Howling Wolf said often first time visitors come to the powwow and wonder about the different traditions, costumes, and dances. They’re encouraged to ask about meanings of events, dances, dresses, and costumes. The morning flag raising at 8:00 a.m. is one of the most stirring moments of the 3-day events, a patriotic and memorable ceremony where flag songs, honor generations of those who have served and died.
What to expect — Some of the most spectacular colors and movements are at the Grand Entries. They’re at 7:00 p.m. Thursday and Friday. The Friday Grand Entry starts the dance contest. Through the weekend, in each category of dancing, judges rate the dancers on a number of elements. They come from tribal nations from all over the United States to get a shot at the prize money. “If they don’t win, it’s tough to afford to get to the next powwow,” said Cory Spotted Bear, the Twin Buttes Business Councilman.
The hospitality of the Mandan and Hidatsa people is legendary. Thomas Jefferson instructed the Corps of Discovery to seek out the Mandan and Hidatsa, and when they did, the indigenous people welcomed the explorer and gave them a home for several months.
That same welcoming spirit greets visitors who come for a couple hours, an entire day, or the weekend. “We make sure they’re fed and cared for,” Howling Wolf said. Both days, Saturday the 17th and Sunday the 18th at 6:00 p.m. are community feeds when everyone is invited and encouraged to get in line at the long tables to eat traditional and modern foods. “We don’t want anyone to go away hungry,” she laughed.
Other activities at Twin Buttes Celebration — For 62 years, the Twin Buttes powwow has celebrated the culture. The powwow grounds were moved to the current location many years ago. Then recently, the arbor was expanded. Ahead of this year’s celebration, more upgrades are underway. “We see the Twin Buttes Powwow as a homecoming.
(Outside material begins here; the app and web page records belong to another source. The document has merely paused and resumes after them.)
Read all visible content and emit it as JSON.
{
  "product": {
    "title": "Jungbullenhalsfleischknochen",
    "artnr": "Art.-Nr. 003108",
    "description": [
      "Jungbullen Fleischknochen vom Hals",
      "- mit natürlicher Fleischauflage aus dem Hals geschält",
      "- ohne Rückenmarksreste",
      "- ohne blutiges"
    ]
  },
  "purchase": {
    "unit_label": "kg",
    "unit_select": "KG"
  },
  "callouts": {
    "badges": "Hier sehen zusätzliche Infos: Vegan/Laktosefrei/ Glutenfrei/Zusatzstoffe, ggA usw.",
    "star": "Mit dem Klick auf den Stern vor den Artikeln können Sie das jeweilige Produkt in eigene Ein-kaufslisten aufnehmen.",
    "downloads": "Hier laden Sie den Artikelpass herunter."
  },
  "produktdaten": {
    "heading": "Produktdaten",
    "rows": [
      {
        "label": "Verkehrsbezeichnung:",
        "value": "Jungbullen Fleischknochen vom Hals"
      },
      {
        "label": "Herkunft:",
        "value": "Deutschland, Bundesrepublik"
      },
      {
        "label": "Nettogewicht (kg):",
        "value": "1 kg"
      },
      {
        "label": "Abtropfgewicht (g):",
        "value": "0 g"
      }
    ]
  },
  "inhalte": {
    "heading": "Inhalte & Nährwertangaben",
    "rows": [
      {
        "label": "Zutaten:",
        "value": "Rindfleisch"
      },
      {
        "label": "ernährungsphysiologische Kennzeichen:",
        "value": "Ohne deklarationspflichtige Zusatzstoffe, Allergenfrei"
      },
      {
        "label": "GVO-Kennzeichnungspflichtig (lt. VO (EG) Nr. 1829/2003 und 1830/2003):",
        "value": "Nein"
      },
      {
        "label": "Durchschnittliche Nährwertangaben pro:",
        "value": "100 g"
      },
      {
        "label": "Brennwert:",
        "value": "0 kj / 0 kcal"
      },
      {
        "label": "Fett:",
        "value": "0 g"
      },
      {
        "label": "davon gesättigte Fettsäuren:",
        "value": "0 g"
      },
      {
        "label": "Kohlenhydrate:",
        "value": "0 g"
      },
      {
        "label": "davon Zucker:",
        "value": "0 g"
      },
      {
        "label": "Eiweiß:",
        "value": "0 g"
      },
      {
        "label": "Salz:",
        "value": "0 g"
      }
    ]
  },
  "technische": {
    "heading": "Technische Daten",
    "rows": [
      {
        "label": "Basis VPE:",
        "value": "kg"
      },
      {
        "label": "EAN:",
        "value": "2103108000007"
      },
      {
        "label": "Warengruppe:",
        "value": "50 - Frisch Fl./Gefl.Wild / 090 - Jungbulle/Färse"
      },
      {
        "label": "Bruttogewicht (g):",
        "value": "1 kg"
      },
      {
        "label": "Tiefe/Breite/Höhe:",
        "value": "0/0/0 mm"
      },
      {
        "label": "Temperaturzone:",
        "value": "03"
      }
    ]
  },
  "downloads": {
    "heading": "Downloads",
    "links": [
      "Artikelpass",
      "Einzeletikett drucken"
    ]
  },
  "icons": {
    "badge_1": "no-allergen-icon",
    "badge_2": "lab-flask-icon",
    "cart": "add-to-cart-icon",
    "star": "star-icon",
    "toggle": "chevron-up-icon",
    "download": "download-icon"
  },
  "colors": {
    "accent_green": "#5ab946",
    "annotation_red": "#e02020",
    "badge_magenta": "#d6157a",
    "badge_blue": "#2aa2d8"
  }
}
It’s a rich display of living history,” said Spotted Bear. “We like visitors to come in and experience our heritage that is living today.”
He said the weekend has more traditional activities and contests such as a horse race and a wellness walk. The fun and competition expands in to the town of Twin Buttes where organizers are planning a softball tournament, a basketball tournament, and a horseshoe match.
The Twin Buttes powwow ground is east of the town of Twin Buttes on Highway 22. It’s a scenic drive to the grounds, topped only by the beauty of the valley next to an inlet of Lake Sakakawea. Food vendors and others are on site, and there’s plenty of parking.
About Mike Kopp
Mike Kopp is the writer for Beautiful Badlands ND. He is a career journalist in television and radio news. As a newspaper editor in western North Dakota, he won six awards for newspaper photography, seven for newspaper writing, and five awards for broadcast documentaries. His photos have sold in galleries across North Dakota and are known for “sense of place and time.” Mike has hiked, canoed, camped, and explored the Badlands of North Dakota for over 35 years.